> WHAT TO WORK ON
Your answer must be an exact copy of every record below.

[Start of Attachment]

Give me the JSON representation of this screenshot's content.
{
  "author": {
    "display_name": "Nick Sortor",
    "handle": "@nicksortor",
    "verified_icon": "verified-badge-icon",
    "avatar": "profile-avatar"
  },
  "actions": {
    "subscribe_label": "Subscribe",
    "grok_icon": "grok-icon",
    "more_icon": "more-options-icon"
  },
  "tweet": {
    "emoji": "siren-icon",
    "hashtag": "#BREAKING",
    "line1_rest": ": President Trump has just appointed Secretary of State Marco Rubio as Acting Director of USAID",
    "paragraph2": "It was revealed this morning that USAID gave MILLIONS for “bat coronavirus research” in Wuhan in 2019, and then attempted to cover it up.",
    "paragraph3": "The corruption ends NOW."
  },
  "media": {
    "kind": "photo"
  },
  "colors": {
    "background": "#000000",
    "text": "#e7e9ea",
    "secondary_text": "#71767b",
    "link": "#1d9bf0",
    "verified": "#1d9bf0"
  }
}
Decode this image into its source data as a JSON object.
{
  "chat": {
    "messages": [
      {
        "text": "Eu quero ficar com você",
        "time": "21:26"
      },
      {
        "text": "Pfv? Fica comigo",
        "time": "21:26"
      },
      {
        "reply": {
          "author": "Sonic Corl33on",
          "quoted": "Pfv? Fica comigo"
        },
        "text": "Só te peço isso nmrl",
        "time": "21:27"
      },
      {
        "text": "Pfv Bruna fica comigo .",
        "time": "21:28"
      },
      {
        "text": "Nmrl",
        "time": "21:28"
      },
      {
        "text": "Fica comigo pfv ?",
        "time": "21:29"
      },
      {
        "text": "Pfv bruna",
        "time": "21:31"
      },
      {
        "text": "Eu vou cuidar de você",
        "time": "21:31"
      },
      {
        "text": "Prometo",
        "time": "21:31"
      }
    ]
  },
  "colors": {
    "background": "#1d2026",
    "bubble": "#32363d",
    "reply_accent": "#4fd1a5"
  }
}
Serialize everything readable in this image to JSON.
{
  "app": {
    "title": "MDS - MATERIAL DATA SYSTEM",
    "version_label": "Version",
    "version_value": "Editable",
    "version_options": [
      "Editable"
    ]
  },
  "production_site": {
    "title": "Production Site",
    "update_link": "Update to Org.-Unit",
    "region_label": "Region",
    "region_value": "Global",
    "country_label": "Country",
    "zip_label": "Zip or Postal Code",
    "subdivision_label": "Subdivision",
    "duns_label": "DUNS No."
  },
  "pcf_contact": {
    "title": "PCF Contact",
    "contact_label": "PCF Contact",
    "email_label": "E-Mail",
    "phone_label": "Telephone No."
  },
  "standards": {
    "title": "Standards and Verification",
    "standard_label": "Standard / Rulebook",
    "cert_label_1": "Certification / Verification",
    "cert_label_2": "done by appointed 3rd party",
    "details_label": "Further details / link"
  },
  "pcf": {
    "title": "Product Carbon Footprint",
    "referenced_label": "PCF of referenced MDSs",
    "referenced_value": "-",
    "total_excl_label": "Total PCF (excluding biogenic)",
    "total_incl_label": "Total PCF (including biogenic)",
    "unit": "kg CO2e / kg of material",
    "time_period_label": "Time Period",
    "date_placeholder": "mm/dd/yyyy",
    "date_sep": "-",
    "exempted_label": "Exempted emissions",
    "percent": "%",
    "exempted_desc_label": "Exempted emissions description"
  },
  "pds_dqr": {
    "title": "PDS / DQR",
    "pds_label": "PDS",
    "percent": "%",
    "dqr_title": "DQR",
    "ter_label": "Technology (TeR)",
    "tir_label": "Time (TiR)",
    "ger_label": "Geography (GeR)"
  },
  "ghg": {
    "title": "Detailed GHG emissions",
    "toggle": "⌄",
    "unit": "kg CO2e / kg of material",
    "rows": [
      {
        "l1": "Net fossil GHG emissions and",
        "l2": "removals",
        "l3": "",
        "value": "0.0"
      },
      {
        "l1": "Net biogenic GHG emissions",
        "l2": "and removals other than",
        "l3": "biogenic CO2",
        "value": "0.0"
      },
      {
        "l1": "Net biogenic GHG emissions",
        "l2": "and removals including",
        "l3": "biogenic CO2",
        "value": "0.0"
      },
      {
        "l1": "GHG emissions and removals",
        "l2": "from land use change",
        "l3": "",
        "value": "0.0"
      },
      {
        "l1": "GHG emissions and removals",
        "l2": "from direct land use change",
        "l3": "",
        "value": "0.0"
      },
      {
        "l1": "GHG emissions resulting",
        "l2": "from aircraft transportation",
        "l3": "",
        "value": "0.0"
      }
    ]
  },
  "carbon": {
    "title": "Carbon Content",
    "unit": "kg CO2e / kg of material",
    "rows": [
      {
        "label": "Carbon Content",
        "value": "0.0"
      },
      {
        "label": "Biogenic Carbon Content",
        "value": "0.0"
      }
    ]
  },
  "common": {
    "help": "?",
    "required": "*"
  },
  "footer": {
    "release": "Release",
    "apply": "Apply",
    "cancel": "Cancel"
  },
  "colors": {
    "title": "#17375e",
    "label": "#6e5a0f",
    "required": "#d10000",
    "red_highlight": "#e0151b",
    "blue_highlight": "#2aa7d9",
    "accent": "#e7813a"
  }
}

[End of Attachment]

> RESPONSE TO THE TASK
Give me the JSON representation of this screenshot's content.
{
  "author": {
    "display_name": "Nick Sortor",
    "handle": "@nicksortor",
    "verified_icon": "verified-badge-icon",
    "avatar": "profile-avatar"
  },
  "actions": {
    "subscribe_label": "Subscribe",
    "grok_icon": "grok-icon",
    "more_icon": "more-options-icon"
  },
  "tweet": {
    "emoji": "siren-icon",
    "hashtag": "#BREAKING",
    "line1_rest": ": President Trump has just appointed Secretary of State Marco Rubio as Acting Director of USAID",
    "paragraph2": "It was revealed this morning that USAID gave MILLIONS for “bat coronavirus research” in Wuhan in 2019, and then attempted to cover it up.",
    "paragraph3": "The corruption ends NOW."
  },
  "media": {
    "kind": "photo"
  },
  "colors": {
    "background": "#000000",
    "text": "#e7e9ea",
    "secondary_text": "#71767b",
    "link": "#1d9bf0",
    "verified": "#1d9bf0"
  }
}
Decode this image into its source data as a JSON object.
{
  "chat": {
    "messages": [
      {
        "text": "Eu quero ficar com você",
        "time": "21:26"
      },
      {
        "text": "Pfv? Fica comigo",
        "time": "21:26"
      },
      {
        "reply": {
          "author": "Sonic Corl33on",
          "quoted": "Pfv? Fica comigo"
        },
        "text": "Só te peço isso nmrl",
        "time": "21:27"
      },
      {
        "text": "Pfv Bruna fica comigo .",
        "time": "21:28"
      },
      {
        "text": "Nmrl",
        "time": "21:28"
      },
      {
        "text": "Fica comigo pfv ?",
        "time": "21:29"
      },
      {
        "text": "Pfv bruna",
        "time": "21:31"
      },
      {
        "text": "Eu vou cuidar de você",
        "time": "21:31"
      },
      {
        "text": "Prometo",
        "time": "21:31"
      }
    ]
  },
  "colors": {
    "background": "#1d2026",
    "bubble": "#32363d",
    "reply_accent": "#4fd1a5"
  }
}
Serialize everything readable in this image to JSON.
{
  "app": {
    "title": "MDS - MATERIAL DATA SYSTEM",
    "version_label": "Version",
    "version_value": "Editable",
    "version_options": [
      "Editable"
    ]
  },
  "production_site": {
    "title": "Production Site",
    "update_link": "Update to Org.-Unit",
    "region_label": "Region",
    "region_value": "Global",
    "country_label": "Country",
    "zip_label": "Zip or Postal Code",
    "subdivision_label": "Subdivision",
    "duns_label": "DUNS No."
  },
  "pcf_contact": {
    "title": "PCF Contact",
    "contact_label": "PCF Contact",
    "email_label": "E-Mail",
    "phone_label": "Telephone No."
  },
  "standards": {
    "title": "Standards and Verification",
    "standard_label": "Standard / Rulebook",
    "cert_label_1": "Certification / Verification",
    "cert_label_2": "done by appointed 3rd party",
    "details_label": "Further details / link"
  },
  "pcf": {
    "title": "Product Carbon Footprint",
    "referenced_label": "PCF of referenced MDSs",
    "referenced_value": "-",
    "total_excl_label": "Total PCF (excluding biogenic)",
    "total_incl_label": "Total PCF (including biogenic)",
    "unit": "kg CO2e / kg of material",
    "time_period_label": "Time Period",
    "date_placeholder": "mm/dd/yyyy",
    "date_sep": "-",
    "exempted_label": "Exempted emissions",
    "percent": "%",
    "exempted_desc_label": "Exempted emissions description"
  },
  "pds_dqr": {
    "title": "PDS / DQR",
    "pds_label": "PDS",
    "percent": "%",
    "dqr_title": "DQR",
    "ter_label": "Technology (TeR)",
    "tir_label": "Time (TiR)",
    "ger_label": "Geography (GeR)"
  },
  "ghg": {
    "title": "Detailed GHG emissions",
    "toggle": "⌄",
    "unit": "kg CO2e / kg of material",
    "rows": [
      {
        "l1": "Net fossil GHG emissions and",
        "l2": "removals",
        "l3": "",
        "value": "0.0"
      },
      {
        "l1": "Net biogenic GHG emissions",
        "l2": "and removals other than",
        "l3": "biogenic CO2",
        "value": "0.0"
      },
      {
        "l1": "Net biogenic GHG emissions",
        "l2": "and removals including",
        "l3": "biogenic CO2",
        "value": "0.0"
      },
      {
        "l1": "GHG emissions and removals",
        "l2": "from land use change",
        "l3": "",
        "value": "0.0"
      },
      {
        "l1": "GHG emissions and removals",
        "l2": "from direct land use change",
        "l3": "",
        "value": "0.0"
      },
      {
        "l1": "GHG emissions resulting",
        "l2": "from aircraft transportation",
        "l3": "",
        "value": "0.0"
      }
    ]
  },
  "carbon": {
    "title": "Carbon Content",
    "unit": "kg CO2e / kg of material",
    "rows": [
      {
        "label": "Carbon Content",
        "value": "0.0"
      },
      {
        "label": "Biogenic Carbon Content",
        "value": "0.0"
      }
    ]
  },
  "common": {
    "help": "?",
    "required": "*"
  },
  "footer": {
    "release": "Release",
    "apply": "Apply",
    "cancel": "Cancel"
  },
  "colors": {
    "title": "#17375e",
    "label": "#6e5a0f",
    "required": "#d10000",
    "red_highlight": "#e0151b",
    "blue_highlight": "#2aa7d9",
    "accent": "#e7813a"
  }
}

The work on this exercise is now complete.